What you will do — Read through the lines below and copy the ones holding the string "background".

**** Excerpted data ****

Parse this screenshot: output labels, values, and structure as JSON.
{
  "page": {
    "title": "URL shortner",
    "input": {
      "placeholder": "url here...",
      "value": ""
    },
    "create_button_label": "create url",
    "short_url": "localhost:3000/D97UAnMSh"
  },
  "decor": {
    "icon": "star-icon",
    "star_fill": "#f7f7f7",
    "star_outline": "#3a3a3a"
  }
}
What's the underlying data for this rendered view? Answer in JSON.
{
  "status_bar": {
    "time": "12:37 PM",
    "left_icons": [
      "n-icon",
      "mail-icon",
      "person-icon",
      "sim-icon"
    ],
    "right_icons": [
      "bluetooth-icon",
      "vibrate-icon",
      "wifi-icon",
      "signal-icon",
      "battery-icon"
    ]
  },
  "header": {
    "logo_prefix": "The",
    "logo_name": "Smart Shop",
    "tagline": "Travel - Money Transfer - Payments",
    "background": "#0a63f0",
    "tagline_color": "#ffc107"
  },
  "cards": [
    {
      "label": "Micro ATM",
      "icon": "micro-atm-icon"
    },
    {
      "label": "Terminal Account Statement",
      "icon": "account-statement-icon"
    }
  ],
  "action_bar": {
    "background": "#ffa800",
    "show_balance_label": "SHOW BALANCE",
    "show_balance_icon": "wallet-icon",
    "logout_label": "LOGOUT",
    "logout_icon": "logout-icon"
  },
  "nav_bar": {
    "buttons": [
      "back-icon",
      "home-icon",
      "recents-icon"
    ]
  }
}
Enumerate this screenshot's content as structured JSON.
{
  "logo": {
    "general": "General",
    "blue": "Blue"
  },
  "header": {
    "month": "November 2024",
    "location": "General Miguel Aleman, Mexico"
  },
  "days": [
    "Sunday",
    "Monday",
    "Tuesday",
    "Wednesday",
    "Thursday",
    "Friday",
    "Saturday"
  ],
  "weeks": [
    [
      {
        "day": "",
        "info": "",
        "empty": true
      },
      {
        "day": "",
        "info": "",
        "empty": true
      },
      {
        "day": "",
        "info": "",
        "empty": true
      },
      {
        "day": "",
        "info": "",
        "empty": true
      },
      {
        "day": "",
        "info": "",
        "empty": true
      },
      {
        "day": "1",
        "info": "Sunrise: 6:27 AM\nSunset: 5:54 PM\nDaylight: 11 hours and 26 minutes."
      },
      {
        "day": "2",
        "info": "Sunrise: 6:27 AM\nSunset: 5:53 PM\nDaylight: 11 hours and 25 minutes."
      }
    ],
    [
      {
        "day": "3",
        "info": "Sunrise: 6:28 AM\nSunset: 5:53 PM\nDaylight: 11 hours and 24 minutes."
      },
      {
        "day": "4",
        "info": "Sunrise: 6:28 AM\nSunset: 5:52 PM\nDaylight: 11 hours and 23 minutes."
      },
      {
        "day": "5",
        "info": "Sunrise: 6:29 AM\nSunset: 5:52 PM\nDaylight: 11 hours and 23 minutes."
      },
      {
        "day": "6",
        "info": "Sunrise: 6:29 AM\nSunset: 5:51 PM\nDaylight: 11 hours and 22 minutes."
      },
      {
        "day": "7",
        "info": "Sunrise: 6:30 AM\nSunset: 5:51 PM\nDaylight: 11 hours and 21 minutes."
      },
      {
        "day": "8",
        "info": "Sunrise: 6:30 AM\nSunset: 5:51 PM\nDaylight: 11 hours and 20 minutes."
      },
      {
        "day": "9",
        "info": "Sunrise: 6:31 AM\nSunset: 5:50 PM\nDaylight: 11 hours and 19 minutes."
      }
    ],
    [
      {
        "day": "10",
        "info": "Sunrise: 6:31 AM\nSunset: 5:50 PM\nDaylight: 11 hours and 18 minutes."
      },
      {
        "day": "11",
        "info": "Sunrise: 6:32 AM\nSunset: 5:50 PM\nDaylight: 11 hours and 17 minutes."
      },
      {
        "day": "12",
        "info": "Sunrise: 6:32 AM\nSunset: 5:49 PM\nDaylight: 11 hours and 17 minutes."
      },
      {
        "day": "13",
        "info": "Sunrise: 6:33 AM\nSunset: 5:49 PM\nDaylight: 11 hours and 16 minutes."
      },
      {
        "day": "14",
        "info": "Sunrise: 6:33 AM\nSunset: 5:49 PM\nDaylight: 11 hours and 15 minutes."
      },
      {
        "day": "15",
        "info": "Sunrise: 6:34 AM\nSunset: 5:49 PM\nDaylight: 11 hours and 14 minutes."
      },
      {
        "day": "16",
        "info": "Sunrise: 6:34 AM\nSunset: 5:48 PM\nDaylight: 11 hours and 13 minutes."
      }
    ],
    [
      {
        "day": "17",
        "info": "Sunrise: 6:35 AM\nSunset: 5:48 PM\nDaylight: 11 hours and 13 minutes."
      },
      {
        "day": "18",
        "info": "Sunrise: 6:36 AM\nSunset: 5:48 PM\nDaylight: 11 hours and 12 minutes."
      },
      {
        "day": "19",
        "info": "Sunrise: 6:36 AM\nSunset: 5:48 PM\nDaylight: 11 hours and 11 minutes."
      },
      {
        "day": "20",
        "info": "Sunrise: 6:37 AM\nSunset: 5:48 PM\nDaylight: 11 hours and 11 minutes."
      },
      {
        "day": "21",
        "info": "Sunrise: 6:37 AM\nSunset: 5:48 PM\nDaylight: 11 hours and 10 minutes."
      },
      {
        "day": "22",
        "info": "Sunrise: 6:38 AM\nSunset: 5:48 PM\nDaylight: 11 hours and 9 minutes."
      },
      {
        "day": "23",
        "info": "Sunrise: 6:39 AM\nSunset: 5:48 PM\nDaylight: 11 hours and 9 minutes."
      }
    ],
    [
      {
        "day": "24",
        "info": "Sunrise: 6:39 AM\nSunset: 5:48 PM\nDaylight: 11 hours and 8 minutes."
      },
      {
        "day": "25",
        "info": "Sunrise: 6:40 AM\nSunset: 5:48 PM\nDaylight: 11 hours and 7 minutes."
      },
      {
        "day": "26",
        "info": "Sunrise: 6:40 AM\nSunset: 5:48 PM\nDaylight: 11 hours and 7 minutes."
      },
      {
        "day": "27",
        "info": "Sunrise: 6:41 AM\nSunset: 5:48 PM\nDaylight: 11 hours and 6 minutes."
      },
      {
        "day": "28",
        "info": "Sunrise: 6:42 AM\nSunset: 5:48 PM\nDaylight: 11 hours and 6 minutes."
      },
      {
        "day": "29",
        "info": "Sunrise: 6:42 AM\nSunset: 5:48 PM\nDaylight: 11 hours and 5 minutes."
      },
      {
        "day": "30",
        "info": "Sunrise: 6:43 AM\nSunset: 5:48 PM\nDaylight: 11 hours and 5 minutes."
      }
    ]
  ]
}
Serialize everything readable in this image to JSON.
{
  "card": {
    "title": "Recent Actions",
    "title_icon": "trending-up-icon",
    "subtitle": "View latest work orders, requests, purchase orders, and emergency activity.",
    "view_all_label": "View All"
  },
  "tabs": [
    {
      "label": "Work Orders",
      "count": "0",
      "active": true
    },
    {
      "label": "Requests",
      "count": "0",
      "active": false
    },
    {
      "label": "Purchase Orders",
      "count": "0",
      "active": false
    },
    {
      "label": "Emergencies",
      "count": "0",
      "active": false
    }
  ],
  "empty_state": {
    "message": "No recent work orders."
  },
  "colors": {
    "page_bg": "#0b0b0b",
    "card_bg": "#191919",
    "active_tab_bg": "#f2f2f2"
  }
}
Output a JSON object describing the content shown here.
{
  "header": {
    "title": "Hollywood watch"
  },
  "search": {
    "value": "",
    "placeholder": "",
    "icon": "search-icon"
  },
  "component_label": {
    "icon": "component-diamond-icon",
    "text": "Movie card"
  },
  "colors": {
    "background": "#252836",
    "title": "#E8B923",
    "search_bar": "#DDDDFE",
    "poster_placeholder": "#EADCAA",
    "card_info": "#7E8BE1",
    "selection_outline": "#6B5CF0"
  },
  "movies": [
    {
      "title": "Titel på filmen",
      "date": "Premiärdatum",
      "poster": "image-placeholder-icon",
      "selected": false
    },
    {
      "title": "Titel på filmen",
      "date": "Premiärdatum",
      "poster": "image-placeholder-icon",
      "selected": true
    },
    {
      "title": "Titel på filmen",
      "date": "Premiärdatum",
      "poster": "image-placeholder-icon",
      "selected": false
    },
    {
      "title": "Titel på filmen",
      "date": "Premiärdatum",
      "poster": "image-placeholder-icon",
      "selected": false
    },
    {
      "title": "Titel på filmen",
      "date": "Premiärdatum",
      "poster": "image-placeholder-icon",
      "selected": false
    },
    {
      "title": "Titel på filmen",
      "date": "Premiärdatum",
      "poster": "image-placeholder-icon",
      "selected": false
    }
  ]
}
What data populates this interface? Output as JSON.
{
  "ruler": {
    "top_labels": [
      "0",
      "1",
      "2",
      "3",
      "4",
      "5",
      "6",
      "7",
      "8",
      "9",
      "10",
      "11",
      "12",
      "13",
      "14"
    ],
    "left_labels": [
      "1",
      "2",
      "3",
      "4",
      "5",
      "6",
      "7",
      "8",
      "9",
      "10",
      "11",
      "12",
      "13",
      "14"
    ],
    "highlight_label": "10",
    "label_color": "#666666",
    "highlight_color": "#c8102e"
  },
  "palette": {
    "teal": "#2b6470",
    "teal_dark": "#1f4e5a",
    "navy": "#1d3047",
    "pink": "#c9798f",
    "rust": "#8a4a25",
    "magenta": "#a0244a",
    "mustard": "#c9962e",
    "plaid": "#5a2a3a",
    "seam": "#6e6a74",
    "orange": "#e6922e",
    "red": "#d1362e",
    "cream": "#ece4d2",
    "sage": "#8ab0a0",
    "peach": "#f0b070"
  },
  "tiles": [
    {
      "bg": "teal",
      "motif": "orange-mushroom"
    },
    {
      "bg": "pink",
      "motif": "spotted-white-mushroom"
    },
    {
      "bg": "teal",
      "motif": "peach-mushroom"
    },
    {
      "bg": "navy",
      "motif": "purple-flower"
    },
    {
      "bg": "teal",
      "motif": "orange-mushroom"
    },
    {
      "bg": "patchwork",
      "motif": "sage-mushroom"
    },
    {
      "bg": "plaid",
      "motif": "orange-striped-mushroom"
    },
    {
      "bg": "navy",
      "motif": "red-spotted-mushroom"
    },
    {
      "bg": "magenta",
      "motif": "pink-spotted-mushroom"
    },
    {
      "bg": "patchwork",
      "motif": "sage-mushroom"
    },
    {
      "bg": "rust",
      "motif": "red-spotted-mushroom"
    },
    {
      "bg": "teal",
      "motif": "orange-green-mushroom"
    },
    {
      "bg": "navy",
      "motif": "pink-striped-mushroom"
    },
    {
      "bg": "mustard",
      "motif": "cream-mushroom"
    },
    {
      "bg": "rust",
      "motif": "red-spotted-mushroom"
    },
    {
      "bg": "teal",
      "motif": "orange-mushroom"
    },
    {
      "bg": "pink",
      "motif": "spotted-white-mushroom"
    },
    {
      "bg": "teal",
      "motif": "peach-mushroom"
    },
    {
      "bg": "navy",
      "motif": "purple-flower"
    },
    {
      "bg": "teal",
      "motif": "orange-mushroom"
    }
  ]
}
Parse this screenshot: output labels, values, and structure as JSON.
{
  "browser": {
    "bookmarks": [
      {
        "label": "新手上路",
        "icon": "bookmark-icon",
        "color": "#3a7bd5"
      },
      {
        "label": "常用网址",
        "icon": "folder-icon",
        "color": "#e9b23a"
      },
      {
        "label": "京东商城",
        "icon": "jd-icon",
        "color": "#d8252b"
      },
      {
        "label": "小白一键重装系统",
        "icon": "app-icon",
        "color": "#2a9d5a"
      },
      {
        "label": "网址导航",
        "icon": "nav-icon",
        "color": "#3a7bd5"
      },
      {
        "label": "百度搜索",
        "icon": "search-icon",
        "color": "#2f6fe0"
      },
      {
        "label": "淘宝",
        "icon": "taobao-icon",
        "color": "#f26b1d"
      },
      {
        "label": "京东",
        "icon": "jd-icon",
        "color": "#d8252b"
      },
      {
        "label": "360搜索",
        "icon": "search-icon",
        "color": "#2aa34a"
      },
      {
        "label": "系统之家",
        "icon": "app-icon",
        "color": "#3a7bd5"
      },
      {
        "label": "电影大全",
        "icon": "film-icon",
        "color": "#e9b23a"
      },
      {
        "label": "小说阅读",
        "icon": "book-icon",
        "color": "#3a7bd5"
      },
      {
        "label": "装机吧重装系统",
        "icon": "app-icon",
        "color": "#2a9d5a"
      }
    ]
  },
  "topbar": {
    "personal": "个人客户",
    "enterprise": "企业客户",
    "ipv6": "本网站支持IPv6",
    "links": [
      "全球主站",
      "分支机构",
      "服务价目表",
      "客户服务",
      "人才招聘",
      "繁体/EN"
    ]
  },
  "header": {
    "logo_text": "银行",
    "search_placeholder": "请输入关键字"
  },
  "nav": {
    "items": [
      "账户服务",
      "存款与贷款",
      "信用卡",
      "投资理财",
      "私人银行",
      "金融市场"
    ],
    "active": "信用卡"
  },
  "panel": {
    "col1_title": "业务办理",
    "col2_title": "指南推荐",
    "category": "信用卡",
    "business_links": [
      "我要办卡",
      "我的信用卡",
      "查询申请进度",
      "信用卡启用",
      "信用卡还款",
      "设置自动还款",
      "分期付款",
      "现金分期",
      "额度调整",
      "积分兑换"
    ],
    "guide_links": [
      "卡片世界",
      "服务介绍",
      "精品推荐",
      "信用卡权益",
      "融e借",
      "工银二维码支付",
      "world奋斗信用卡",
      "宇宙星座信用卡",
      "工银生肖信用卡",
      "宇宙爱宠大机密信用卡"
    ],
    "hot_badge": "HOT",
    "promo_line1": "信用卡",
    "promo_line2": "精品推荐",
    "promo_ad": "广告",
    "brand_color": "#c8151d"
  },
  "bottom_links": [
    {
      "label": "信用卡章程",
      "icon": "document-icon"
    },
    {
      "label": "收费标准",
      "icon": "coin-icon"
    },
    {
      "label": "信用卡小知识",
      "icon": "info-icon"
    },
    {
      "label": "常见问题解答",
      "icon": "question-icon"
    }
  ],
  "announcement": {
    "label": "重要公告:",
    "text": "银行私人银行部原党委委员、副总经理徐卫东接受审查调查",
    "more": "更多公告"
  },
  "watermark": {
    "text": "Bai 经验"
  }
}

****

Written reply —
    "background": "#0a63f0",
    "background": "#ffa800",
    "background": "#252836",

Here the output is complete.